The console's design was ultimately left up to Goto, who said that while many looks were considered, in the end the simpler design won out, and the decision to go with it was fairly swift. However, the fight for the look of the controllers was another story.
While Sony management wanted a flat controller that echoed the Super Nintendo's design, Goto had other plans. His controller, which had grips, was met with negative management reviews and the design was nixed.
However, when Goto showed the flatter controller, he drew an angry reaction from president Ohga -- which pushed him to return to the now-iconic grip design, which shipped with the system in 1994.
Symbolism also played a role in the now-famous buttons on the Sony controller. Goto explained that the triangle symbol represented a viewpoint, while square referred to a piece of paper, and the circle and X buttons represented yes or no decisions.

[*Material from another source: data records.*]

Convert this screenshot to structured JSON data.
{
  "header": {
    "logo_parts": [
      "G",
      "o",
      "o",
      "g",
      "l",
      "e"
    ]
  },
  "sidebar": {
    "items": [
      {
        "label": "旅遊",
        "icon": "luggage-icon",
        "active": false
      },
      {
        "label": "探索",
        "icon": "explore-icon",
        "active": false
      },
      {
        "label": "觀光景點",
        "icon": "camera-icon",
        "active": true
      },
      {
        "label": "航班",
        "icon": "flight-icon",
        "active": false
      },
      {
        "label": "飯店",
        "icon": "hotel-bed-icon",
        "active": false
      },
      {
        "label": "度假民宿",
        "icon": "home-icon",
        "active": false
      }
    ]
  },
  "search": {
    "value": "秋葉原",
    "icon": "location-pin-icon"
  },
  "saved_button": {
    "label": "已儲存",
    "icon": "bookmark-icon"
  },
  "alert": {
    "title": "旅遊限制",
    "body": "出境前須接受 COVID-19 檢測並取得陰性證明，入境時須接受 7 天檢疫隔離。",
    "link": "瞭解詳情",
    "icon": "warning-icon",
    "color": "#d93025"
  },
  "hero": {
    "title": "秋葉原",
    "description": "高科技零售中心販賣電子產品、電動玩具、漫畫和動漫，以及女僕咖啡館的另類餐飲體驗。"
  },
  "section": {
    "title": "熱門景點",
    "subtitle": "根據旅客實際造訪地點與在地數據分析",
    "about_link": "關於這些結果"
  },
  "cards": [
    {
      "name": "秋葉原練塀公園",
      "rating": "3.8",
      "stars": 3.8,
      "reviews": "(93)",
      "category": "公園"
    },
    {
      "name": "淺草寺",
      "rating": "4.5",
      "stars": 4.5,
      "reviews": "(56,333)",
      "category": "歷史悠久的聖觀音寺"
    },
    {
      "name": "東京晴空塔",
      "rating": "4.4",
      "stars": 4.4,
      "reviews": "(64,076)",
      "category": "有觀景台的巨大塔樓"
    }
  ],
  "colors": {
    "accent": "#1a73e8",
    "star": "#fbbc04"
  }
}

The color choices were also questioned by Sony, but Goto pushed for them and they have remained the same since. (For the West, the circle and X buttons were reversed, which makes less sense given Goto's justification.)
Looking back, Goto says that he feels honored to have worked on the system's design. "Getting to use such simple symbols in a design is an extremely rare opportunity, and it was really a stroke of luck to me," he said.
"When you think of the Madonna in painting, most people come up with the same image of the same woman in their minds. In a similar way, the combination of those simple symbols has come to represent both the PlayStation and the fun of video games, and being able to communicate that is a great thing."